Dr. Dominic Assimaki, assistant professor in geosystems engineering at Georgia Tech's School of Civil and Environmental Engineering, specializes in numerical methods in earthquake engineering, nonlinear dynamic soil behavior, soil-structure interaction, scattering of seismic waves in heterogeneous media, and inverse problems in geophysics. Dr. Assimaki was not involved in the research investigation, but she reviewed the paper by Dr. Susan E. Hough and colleagues from the United States Geological Survey for Nature Geoscience.

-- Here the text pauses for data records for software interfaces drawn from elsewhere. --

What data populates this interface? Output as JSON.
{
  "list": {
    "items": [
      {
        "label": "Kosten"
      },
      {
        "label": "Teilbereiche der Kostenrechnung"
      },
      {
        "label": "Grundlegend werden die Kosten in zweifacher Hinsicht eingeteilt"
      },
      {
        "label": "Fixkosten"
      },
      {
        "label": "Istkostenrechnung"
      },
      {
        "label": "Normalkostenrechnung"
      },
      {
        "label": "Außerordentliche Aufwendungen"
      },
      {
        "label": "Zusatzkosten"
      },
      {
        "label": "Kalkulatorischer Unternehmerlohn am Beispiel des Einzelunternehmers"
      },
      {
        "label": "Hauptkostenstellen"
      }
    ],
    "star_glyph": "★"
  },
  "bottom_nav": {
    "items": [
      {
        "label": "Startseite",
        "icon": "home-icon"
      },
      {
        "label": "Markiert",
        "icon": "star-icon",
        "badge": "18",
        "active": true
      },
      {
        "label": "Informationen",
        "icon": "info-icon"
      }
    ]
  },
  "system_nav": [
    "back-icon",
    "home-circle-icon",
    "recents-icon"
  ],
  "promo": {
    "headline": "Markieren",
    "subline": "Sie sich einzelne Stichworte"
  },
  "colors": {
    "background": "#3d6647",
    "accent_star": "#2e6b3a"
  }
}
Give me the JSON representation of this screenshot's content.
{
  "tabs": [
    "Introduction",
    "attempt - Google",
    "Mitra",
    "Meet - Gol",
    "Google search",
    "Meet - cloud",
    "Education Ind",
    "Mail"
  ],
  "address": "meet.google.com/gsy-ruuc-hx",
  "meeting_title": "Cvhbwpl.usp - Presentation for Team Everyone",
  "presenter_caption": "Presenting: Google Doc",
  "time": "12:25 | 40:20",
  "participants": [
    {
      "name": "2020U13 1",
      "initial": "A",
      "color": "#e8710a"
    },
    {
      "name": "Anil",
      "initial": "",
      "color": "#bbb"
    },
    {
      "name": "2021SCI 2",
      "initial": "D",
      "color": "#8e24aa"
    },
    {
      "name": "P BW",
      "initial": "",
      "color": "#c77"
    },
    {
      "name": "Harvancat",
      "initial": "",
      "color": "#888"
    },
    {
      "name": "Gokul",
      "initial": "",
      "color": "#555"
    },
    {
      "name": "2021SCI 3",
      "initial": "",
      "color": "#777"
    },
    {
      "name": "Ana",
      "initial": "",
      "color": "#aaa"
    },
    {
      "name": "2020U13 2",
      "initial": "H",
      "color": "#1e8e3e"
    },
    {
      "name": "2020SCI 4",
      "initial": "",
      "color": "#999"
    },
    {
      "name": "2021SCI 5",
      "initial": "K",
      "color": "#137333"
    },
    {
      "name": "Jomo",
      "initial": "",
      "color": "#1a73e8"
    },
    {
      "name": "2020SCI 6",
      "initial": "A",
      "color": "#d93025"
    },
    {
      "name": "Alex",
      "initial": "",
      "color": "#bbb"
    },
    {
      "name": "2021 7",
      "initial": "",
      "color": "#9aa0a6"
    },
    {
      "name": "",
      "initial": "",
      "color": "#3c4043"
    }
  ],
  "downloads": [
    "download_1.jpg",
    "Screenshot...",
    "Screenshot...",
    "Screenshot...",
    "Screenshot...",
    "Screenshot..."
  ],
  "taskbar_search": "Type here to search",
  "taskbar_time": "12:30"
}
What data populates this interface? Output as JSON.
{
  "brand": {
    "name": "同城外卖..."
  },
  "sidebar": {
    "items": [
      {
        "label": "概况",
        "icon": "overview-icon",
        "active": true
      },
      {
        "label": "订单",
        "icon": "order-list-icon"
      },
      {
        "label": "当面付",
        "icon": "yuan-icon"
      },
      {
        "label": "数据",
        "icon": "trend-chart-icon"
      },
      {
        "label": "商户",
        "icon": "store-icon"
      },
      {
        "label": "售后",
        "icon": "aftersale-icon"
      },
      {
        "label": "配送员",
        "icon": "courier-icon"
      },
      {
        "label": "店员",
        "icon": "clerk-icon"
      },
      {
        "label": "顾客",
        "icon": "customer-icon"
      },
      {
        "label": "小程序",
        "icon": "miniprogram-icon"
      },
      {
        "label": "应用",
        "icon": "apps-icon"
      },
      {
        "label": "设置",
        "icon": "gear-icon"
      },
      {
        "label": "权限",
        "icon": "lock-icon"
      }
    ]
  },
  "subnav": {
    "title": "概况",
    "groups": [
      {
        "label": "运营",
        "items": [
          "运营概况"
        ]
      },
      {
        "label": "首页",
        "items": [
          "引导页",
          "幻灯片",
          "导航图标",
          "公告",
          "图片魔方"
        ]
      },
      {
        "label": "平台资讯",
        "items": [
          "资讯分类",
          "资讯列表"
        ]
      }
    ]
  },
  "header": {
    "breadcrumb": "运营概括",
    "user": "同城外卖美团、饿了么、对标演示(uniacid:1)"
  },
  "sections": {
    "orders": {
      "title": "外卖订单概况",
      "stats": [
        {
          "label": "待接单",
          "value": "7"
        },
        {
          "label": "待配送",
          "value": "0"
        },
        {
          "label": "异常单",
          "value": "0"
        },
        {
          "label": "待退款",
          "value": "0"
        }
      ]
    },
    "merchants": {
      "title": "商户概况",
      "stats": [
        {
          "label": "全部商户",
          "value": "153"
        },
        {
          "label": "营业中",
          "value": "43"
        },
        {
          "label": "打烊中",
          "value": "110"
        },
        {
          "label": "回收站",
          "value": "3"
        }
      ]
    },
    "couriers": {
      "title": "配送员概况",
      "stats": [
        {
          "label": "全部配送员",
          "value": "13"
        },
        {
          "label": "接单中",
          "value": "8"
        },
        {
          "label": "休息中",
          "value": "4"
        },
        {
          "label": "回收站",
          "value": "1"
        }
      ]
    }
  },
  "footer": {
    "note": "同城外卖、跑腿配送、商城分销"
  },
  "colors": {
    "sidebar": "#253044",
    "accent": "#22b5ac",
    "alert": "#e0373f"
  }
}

Dr. Assimaki said that these findings should help in the development of more accurate models of amplification processes during earthquakes. “Analytically, the problem has been studied quite extensively, but the models are very idealized,” she said. As computer simulations become more detailed and more accurately match data from the real world, they can be used to develop guidelines for earthquake-resistant construction — how much ground movement can be expected on a ridge of a certain height or slope, for example. “The objective is to translate what we find in research into simple parameters that a designer can plug in,” Dr. Assimaki said.
To read the article in its entirety, visit: http://www.nytimes.com/2010/10/19/science/19quake.html.